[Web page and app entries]
▬▬▬▬▬▬▬▬▬▬

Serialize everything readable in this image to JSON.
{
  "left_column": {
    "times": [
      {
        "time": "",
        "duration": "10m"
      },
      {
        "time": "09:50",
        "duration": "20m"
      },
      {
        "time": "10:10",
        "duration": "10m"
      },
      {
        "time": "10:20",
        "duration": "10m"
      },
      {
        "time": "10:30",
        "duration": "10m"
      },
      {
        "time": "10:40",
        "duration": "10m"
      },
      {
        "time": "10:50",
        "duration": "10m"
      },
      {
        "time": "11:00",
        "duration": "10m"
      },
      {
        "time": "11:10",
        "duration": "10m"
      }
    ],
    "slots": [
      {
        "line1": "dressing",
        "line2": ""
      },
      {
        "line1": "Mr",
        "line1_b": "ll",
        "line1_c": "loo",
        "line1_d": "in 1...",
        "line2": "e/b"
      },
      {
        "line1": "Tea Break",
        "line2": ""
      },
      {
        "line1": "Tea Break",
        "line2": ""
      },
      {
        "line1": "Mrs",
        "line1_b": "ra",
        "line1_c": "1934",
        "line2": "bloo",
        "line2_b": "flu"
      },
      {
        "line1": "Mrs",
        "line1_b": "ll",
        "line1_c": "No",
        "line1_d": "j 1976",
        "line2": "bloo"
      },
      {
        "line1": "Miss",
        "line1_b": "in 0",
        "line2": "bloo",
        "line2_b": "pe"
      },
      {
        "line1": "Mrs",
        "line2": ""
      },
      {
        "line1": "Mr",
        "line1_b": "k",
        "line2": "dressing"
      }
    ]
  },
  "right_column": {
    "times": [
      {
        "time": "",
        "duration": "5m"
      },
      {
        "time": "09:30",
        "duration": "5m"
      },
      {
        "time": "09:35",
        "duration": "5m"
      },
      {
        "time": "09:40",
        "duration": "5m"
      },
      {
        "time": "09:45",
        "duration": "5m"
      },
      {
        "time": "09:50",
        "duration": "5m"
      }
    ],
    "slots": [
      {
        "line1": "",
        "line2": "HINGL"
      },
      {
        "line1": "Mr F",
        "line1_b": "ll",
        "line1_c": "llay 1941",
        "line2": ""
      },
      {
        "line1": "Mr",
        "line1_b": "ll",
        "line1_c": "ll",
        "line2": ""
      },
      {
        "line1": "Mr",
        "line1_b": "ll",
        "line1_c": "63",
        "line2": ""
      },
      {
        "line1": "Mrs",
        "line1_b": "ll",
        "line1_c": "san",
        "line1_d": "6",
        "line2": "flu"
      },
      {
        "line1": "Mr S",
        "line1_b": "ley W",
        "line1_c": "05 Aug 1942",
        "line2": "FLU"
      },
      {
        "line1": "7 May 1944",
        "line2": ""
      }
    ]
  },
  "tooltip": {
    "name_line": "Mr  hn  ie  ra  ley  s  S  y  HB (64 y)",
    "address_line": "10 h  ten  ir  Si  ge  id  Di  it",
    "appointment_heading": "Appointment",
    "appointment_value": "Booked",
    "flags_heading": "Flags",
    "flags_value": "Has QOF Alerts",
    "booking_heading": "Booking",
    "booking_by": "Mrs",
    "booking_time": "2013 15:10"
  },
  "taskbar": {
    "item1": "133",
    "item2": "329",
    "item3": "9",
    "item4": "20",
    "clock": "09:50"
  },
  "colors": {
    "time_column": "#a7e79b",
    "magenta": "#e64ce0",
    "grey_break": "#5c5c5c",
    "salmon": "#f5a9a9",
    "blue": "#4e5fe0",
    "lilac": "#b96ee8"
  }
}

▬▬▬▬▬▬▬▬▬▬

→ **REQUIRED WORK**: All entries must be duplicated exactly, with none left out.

→ **OUTPUT FOR THIS EXERCISE**:
Serialize everything readable in this image to JSON.
{
  "left_column": {
    "times": [
      {
        "time": "",
        "duration": "10m"
      },
      {
        "time": "09:50",
        "duration": "20m"
      },
      {
        "time": "10:10",
        "duration": "10m"
      },
      {
        "time": "10:20",
        "duration": "10m"
      },
      {
        "time": "10:30",
        "duration": "10m"
      },
      {
        "time": "10:40",
        "duration": "10m"
      },
      {
        "time": "10:50",
        "duration": "10m"
      },
      {
        "time": "11:00",
        "duration": "10m"
      },
      {
        "time": "11:10",
        "duration": "10m"
      }
    ],
    "slots": [
      {
        "line1": "dressing",
        "line2": ""
      },
      {
        "line1": "Mr",
        "line1_b": "ll",
        "line1_c": "loo",
        "line1_d": "in 1...",
        "line2": "e/b"
      },
      {
        "line1": "Tea Break",
        "line2": ""
      },
      {
        "line1": "Tea Break",
        "line2": ""
      },
      {
        "line1": "Mrs",
        "line1_b": "ra",
        "line1_c": "1934",
        "line2": "bloo",
        "line2_b": "flu"
      },
      {
        "line1": "Mrs",
        "line1_b": "ll",
        "line1_c": "No",
        "line1_d": "j 1976",
        "line2": "bloo"
      },
      {
        "line1": "Miss",
        "line1_b": "in 0",
        "line2": "bloo",
        "line2_b": "pe"
      },
      {
        "line1": "Mrs",
        "line2": ""
      },
      {
        "line1": "Mr",
        "line1_b": "k",
        "line2": "dressing"
      }
    ]
  },
  "right_column": {
    "times": [
      {
        "time": "",
        "duration": "5m"
      },
      {
        "time": "09:30",
        "duration": "5m"
      },
      {
        "time": "09:35",
        "duration": "5m"
      },
      {
        "time": "09:40",
        "duration": "5m"
      },
      {
        "time": "09:45",
        "duration": "5m"
      },
      {
        "time": "09:50",
        "duration": "5m"
      }
    ],
    "slots": [
      {
        "line1": "",
        "line2": "HINGL"
      },
      {
        "line1": "Mr F",
        "line1_b": "ll",
        "line1_c": "llay 1941",
        "line2": ""
      },
      {
        "line1": "Mr",
        "line1_b": "ll",
        "line1_c": "ll",
        "line2": ""
      },
      {
        "line1": "Mr",
        "line1_b": "ll",
        "line1_c": "63",
        "line2": ""
      },
      {
        "line1": "Mrs",
        "line1_b": "ll",
        "line1_c": "san",
        "line1_d": "6",
        "line2": "flu"
      },
      {
        "line1": "Mr S",
        "line1_b": "ley W",
        "line1_c": "05 Aug 1942",
        "line2": "FLU"
      },
      {
        "line1": "7 May 1944",
        "line2": ""
      }
    ]
  },
  "tooltip": {
    "name_line": "Mr  hn  ie  ra  ley  s  S  y  HB (64 y)",
    "address_line": "10 h  ten  ir  Si  ge  id  Di  it",
    "appointment_heading": "Appointment",
    "appointment_value": "Booked",
    "flags_heading": "Flags",
    "flags_value": "Has QOF Alerts",
    "booking_heading": "Booking",
    "booking_by": "Mrs",
    "booking_time": "2013 15:10"
  },
  "taskbar": {
    "item1": "133",
    "item2": "329",
    "item3": "9",
    "item4": "20",
    "clock": "09:50"
  },
  "colors": {
    "time_column": "#a7e79b",
    "magenta": "#e64ce0",
    "grey_break": "#5c5c5c",
    "salmon": "#f5a9a9",
    "blue": "#4e5fe0",
    "lilac": "#b96ee8"
  }
}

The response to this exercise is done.